*EXERCISE*
Return the data below exactly, minus the pictures.

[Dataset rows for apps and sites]
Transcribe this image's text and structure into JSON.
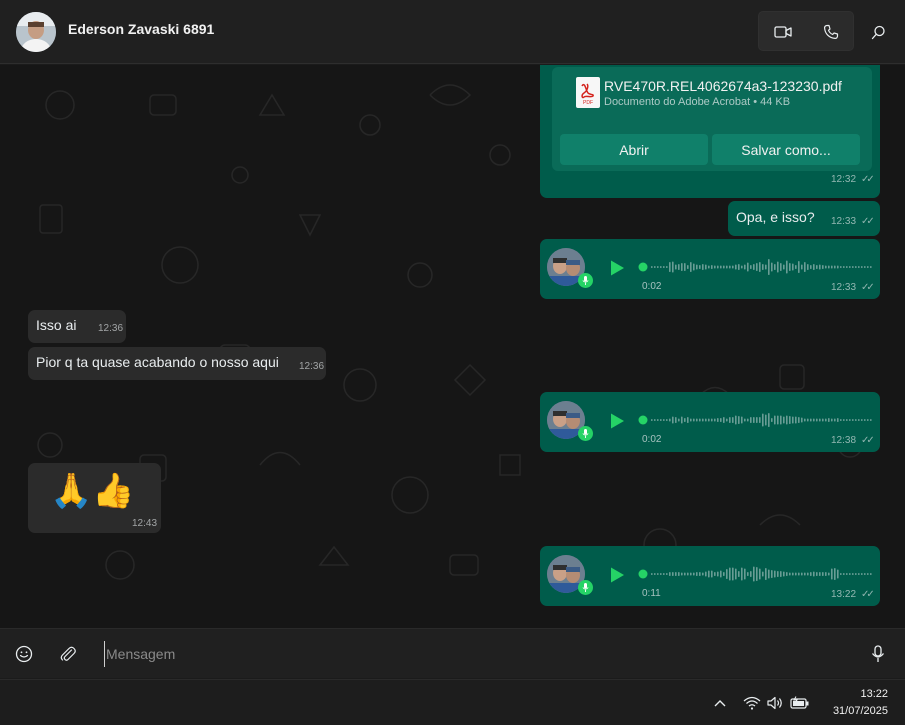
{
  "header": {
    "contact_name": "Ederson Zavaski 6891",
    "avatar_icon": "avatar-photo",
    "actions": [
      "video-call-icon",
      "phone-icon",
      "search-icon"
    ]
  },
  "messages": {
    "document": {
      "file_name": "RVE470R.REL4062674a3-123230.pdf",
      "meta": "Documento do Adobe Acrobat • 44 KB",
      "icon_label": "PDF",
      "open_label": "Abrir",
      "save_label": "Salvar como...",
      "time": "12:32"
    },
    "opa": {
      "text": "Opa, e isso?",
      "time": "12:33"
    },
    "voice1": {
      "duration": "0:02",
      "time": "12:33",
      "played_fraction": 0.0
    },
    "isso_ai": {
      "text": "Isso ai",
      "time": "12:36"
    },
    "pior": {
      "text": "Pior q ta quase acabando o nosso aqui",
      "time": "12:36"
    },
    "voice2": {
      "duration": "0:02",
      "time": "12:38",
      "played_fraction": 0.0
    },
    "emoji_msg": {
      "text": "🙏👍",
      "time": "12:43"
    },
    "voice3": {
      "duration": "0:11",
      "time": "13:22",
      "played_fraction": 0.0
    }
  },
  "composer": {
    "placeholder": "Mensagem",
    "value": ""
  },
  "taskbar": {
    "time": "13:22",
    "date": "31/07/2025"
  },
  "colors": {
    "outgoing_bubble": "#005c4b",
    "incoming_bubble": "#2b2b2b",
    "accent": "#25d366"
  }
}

*RESPONSE TO THE TASK*
Transcribe this image's text and structure into JSON.
{
  "header": {
    "contact_name": "Ederson Zavaski 6891",
    "avatar_icon": "avatar-photo",
    "actions": [
      "video-call-icon",
      "phone-icon",
      "search-icon"
    ]
  },
  "messages": {
    "document": {
      "file_name": "RVE470R.REL4062674a3-123230.pdf",
      "meta": "Documento do Adobe Acrobat • 44 KB",
      "icon_label": "PDF",
      "open_label": "Abrir",
      "save_label": "Salvar como...",
      "time": "12:32"
    },
    "opa": {
      "text": "Opa, e isso?",
      "time": "12:33"
    },
    "voice1": {
      "duration": "0:02",
      "time": "12:33",
      "played_fraction": 0.0
    },
    "isso_ai": {
      "text": "Isso ai",
      "time": "12:36"
    },
    "pior": {
      "text": "Pior q ta quase acabando o nosso aqui",
      "time": "12:36"
    },
    "voice2": {
      "duration": "0:02",
      "time": "12:38",
      "played_fraction": 0.0
    },
    "emoji_msg": {
      "text": "🙏👍",
      "time": "12:43"
    },
    "voice3": {
      "duration": "0:11",
      "time": "13:22",
      "played_fraction": 0.0
    }
  },
  "composer": {
    "placeholder": "Mensagem",
    "value": ""
  },
  "taskbar": {
    "time": "13:22",
    "date": "31/07/2025"
  },
  "colors": {
    "outgoing_bubble": "#005c4b",
    "incoming_bubble": "#2b2b2b",
    "accent": "#25d366"
  }
}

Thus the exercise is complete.